Fellow-citizens, ice cannot escape history. We, of this Congress and this administration, will be remembered in spite of ourselves. No personal significance, or insignificance, can spare one or another of us. The fiery trial through which we pass will light us down, in honor or dishonor, to the latest generation. We say we are for the Union. The world will not forget that we say this. We know how to save the Union. The world knows we do know how to save it. We—even we here—hold the power, and bear the responsibility. In giving freedom to the slave, we assure freedom to the free—honorable alike in what we give, and what we preserve. We shall nobly save, or meanly lose, the last best hope of earth. Other means may succeed; this could not fail.
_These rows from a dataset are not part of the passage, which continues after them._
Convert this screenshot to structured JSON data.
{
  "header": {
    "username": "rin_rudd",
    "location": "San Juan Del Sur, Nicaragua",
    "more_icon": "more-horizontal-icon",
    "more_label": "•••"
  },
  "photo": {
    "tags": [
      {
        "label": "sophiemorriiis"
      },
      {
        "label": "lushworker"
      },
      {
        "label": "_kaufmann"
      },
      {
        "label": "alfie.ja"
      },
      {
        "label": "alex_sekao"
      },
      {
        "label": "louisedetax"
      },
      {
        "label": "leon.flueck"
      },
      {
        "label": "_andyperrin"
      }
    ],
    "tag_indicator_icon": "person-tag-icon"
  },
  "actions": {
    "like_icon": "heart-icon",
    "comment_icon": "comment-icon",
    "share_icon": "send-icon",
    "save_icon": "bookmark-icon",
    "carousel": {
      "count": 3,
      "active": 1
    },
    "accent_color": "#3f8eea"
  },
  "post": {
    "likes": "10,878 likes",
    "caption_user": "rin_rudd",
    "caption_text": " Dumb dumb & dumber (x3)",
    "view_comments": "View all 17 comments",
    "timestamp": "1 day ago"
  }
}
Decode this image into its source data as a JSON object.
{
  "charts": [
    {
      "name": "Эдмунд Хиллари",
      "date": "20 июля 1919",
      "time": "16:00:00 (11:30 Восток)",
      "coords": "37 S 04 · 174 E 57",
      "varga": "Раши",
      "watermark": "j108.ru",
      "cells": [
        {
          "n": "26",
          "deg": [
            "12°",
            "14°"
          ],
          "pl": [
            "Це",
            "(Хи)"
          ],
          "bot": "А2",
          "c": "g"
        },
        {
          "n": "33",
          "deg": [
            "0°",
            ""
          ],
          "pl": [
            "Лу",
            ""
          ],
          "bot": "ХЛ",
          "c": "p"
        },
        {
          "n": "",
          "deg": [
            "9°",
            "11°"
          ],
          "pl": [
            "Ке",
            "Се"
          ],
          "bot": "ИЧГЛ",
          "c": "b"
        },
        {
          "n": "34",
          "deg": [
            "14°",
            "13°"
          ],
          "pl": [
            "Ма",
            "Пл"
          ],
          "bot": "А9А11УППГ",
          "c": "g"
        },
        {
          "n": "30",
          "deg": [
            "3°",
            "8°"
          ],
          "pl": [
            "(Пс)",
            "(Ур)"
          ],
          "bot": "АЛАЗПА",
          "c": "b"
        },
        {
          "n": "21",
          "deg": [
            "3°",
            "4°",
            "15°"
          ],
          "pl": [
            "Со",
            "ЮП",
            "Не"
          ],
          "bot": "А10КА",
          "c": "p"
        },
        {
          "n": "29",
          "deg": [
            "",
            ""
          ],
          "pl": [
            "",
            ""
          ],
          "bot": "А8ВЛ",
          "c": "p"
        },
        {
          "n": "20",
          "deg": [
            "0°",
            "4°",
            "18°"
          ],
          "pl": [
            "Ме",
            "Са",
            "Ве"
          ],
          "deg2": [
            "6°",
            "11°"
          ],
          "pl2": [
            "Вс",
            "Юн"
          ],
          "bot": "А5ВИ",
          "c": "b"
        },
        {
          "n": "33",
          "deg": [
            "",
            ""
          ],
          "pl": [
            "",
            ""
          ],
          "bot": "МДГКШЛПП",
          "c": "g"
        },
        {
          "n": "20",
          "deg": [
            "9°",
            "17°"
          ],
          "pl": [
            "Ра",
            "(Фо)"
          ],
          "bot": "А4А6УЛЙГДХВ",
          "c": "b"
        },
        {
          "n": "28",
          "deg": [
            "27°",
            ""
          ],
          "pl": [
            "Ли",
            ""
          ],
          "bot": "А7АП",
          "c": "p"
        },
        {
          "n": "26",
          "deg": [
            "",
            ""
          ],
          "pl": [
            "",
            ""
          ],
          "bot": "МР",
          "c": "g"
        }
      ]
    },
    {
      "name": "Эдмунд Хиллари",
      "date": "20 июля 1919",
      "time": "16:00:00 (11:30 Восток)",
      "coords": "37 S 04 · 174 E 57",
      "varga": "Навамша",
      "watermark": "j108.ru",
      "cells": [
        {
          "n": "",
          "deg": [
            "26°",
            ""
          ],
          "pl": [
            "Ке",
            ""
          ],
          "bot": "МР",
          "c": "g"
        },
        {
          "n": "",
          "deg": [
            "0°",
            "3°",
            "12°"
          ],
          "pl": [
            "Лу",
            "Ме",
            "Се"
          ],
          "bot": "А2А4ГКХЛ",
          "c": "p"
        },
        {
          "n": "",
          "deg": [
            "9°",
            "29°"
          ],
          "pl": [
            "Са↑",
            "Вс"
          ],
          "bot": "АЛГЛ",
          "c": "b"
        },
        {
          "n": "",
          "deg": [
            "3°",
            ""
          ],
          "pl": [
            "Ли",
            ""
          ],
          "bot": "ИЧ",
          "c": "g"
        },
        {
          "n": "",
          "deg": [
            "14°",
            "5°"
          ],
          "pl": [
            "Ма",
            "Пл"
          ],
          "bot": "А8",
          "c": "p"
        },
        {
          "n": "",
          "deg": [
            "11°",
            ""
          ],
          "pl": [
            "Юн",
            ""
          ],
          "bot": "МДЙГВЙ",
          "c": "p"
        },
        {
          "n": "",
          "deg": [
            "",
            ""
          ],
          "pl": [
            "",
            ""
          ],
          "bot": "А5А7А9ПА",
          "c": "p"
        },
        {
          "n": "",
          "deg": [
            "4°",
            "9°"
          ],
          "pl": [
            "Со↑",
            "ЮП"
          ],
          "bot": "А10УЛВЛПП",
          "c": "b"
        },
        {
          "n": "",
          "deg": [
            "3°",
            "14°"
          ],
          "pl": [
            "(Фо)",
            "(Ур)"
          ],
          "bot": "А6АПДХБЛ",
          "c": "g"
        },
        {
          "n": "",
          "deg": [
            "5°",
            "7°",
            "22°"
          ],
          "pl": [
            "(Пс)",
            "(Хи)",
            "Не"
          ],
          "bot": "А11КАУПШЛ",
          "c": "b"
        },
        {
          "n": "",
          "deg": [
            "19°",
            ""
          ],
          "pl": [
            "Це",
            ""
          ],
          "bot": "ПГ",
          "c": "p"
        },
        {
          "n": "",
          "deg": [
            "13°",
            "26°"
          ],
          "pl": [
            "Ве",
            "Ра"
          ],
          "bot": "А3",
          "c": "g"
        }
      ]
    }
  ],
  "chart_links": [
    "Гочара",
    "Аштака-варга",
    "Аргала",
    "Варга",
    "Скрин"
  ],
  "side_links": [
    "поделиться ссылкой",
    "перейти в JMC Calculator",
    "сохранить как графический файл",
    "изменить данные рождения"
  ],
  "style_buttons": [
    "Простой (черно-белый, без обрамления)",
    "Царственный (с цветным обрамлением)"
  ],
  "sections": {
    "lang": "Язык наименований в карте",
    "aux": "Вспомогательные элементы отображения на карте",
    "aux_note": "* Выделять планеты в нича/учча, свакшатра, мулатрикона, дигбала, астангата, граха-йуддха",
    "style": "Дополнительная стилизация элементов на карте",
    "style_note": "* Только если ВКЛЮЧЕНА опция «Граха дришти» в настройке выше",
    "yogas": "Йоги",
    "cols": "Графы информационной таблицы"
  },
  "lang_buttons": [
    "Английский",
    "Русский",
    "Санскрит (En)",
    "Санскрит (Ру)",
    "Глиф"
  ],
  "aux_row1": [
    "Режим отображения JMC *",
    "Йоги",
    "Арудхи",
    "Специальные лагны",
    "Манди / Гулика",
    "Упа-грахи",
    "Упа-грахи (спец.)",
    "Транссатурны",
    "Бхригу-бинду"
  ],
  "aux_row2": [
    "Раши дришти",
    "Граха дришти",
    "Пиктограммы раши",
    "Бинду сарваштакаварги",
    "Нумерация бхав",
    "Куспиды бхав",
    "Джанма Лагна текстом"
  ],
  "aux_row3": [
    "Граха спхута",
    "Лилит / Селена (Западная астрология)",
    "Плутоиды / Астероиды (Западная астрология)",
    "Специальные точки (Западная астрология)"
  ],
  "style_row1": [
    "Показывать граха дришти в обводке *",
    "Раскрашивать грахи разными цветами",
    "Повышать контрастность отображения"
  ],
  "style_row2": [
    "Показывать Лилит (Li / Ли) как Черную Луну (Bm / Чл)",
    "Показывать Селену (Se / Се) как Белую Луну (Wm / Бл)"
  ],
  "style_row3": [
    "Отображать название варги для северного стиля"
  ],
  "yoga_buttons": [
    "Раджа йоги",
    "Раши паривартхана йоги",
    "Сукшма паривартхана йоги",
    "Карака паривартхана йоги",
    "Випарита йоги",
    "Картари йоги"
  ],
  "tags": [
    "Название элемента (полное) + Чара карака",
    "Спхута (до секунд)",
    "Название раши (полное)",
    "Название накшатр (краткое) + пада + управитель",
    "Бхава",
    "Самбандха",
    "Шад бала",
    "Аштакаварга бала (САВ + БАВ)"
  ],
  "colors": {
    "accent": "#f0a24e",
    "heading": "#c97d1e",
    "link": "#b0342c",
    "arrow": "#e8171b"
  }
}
The way is plain, peaceful, generous, just—a way which, if followed, the world will forever applaud, and God must forever bless.
December 1, 1862.
Mr Justin S. MorriJl moved that it be committed to the Committee of the Whole House on the state of the Union, and printed.
Mr. Morrill moved the previous question; which was seconded and the main question ordered, and under the operation thereof the said motion to commit and print was agreed to.
Mr. Morrill moved that the vote last taken be reconsidered, and also moved that the motion to reconsider be laid on the table; which latter motion was agreed to.
On motion of Mr. Fenton,
Ordered, That the daily hour for the meeting of the House be fixed at 12 o'clock m. until otherwise ordered.
On motion of Mr. Fenton, at 2 o'clock and 45 minutes p. m., the House adjourned.
TUESDAY, December 2, 1862.
Several other members appeared, viz:
From the State of Maine, Frederick A. Pike.
From the State of Massachusetts, John B. Alley.
From the State of New York, Edward H. Smith.
From the State of New Jersey, John T. Nixon and George T. Cobb.
From the State of Pennsylvania, John W. Killinger, Philip Johnson, James T. Hale, and William Morris Davis.
From the State of Delaware, George P. Fisher.
The following petition and memorial were laid upon the Clerk's table, under the rule:
By Mr. Grow: The petition of George M. Willing, jr., of Colorado Territory, for the establishment of a mining bureau and survey of